Until a few years ago, many air conditioners sold in the United States used the refrigerant chlorodifluoromethane, usually referred to “R-22.” R-22 is one of a number of gases marketed under the brand name Freon, and has been commonly used as a coolant in air conditioners, heat pumps, and other appliances.

R-22 is an extremely effective coolant, which made it popular among HVAC manufacturers for many years. However, it was discovered that its causes damage to the ozone layer, and that it is also a powerful greenhouse gas. This is why, in 1987, the United States agreed to an international accord that would call for the reduction of HCFC (hydrochlorofluorocarbon) production, beginning in 2004. R-22 is one of the products affected by this agreement.

 

Obtaining R-22 for air conditioner servicing is extremely costly, and will soon become impossible.
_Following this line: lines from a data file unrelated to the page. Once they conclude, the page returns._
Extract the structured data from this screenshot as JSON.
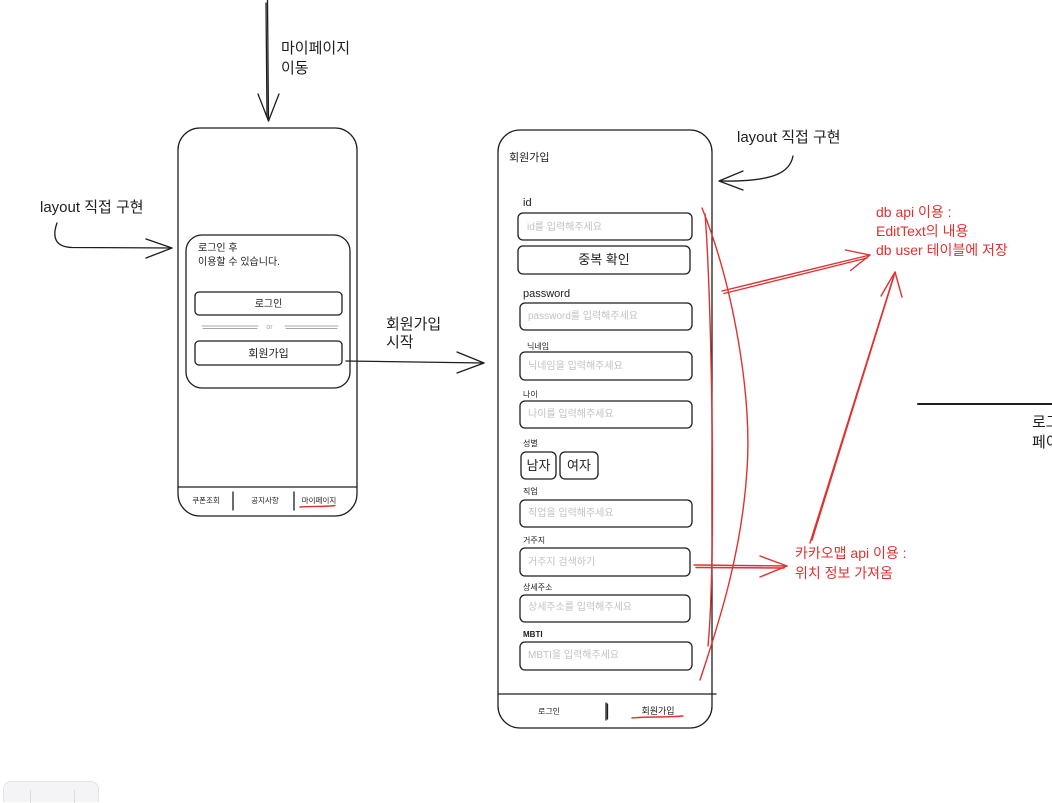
{
  "colors": {
    "ink": "#1e1e1e",
    "annotation": "#e03131",
    "placeholder": "#c2c2c2"
  },
  "annotations": {
    "to_mypage_label": [
      "마이페이지",
      "이동"
    ],
    "left_layout_note": "layout 직접 구현",
    "right_layout_note": "layout 직접 구현",
    "signup_start_label": [
      "회원가입",
      "시작"
    ],
    "db_note": [
      "db api 이용 :",
      "EditText의 내용",
      "db user 테이블에 저장"
    ],
    "kakao_note": [
      "카카오맵 api 이용 :",
      "위치 정보 가져옴"
    ],
    "clipped_note": [
      "로그",
      "페이"
    ]
  },
  "login_screen": {
    "notice": [
      "로그인 후",
      "이용할 수 있습니다."
    ],
    "login_button": "로그인",
    "divider_text": "or",
    "signup_button": "회원가입",
    "tabs": [
      {
        "label": "쿠폰조회",
        "active": false
      },
      {
        "label": "공지사항",
        "active": false
      },
      {
        "label": "마이페이지",
        "active": true
      }
    ]
  },
  "signup_screen": {
    "title": "회원가입",
    "fields": [
      {
        "label": "id",
        "placeholder": "id를 입력해주세요"
      },
      {
        "label": "password",
        "placeholder": "password를 입력해주세요"
      },
      {
        "label": "닉네임",
        "placeholder": "닉네임을 입력해주세요"
      },
      {
        "label": "나이",
        "placeholder": "나이를 입력해주세요"
      },
      {
        "label": "직업",
        "placeholder": "직업을 입력해주세요"
      },
      {
        "label": "거주지",
        "placeholder": "거주지 검색하기"
      },
      {
        "label": "상세주소",
        "placeholder": "상세주소를 입력해주세요"
      },
      {
        "label": "MBTI",
        "placeholder": "MBTI을 입력해주세요"
      }
    ],
    "duplicate_check_button": "중복 확인",
    "gender": {
      "label": "성별",
      "options": [
        "남자",
        "여자"
      ]
    },
    "tabs": [
      {
        "label": "로그인",
        "active": false
      },
      {
        "label": "회원가입",
        "active": true
      }
    ]
  }
}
Enforced reduction of the use of R-22 began in 2004, and in 2010 its use was banned in new HVAC systems. However, R-22 has continued to be produced since then in order to service existing air conditioners. Soon, this will no longer be the case.

In 2015, the next step in the R-22 phaseout plan was triggered, further reducing the permitted production and import of R-22. As a consequence, prices have quadrupled. This will only get worse, as the EPA’s final phasedown schedule for R-22 indicates that production and import of the coolant will be completely banned as of 2020.

For homeowners whose air conditioners and heat pumps use R-22, this raises the question, “What are my choices?” These options can be broken down as follows:

Hold off on HVAC replacement or upgrade for a few years.

You can simply wait for a few years. However, if your cooling system requires replacement of its R-22 supply in the meantime, it may cost you dearly. We currently charge more than $600 to fully recharge an air conditioner with R-22 (plus the cost of removing contaminants from the system), and full expect this cost to rise in the future. In a few years, it may cost thousands of dollars.

Upgrade your system to use a modern coolant.

The EPA has approved several new coolants, the most popular of which is R-410A, commonly marked under the brand name Puron. However, you can’t just pour R-410A into a cooling system that uses R-22. Some of the system’s parts will have to be replaced. In addition, while your system can be adapted to work with R-410A, you likely won’t see the same level of performance as before, resulting in higher energy bills.

Replace your HVAC system with a new EPA-friendly system.

The most advisable option is to simply replace your existing air conditioner or heat pump with a new system that is designed to use R-410A, or other permitted coolants. While this is the most costly option in the short term, the simple fact is that the other two options may well cost you more in the long run, and then you’ll have to replace your system anyways!

This is why Gilmore strongly advises that you replace your air conditioner or heat pump now. Replacing your system eliminates the risk of having to pay a fortune for R-22 replacement in a few years, or paying higher energy bills for the next several years due to reduced performance.

It really is the best time to replace your HVAC system, and as a bonus, you will immediately begin to enjoy savings on your energy bill! If you’d like to learn more about how replacing your air conditioner or heat pump can save you money, call the experts at Gilmore Heating & Air!

Save $250 Off of a New Air Conditioner!

Avoid future price hikes for replacing the R-22 in your old air conditioner by upgrading your system today! Click on the image below for an easy-to-print coupon entitling you to $250 off of a new A/C system from Gilmore Heating & Air, or click on this link for a PDF with a summary of the above information, and a copy of our coupon. But don’t wait too long, this offer expires at the end of 2016!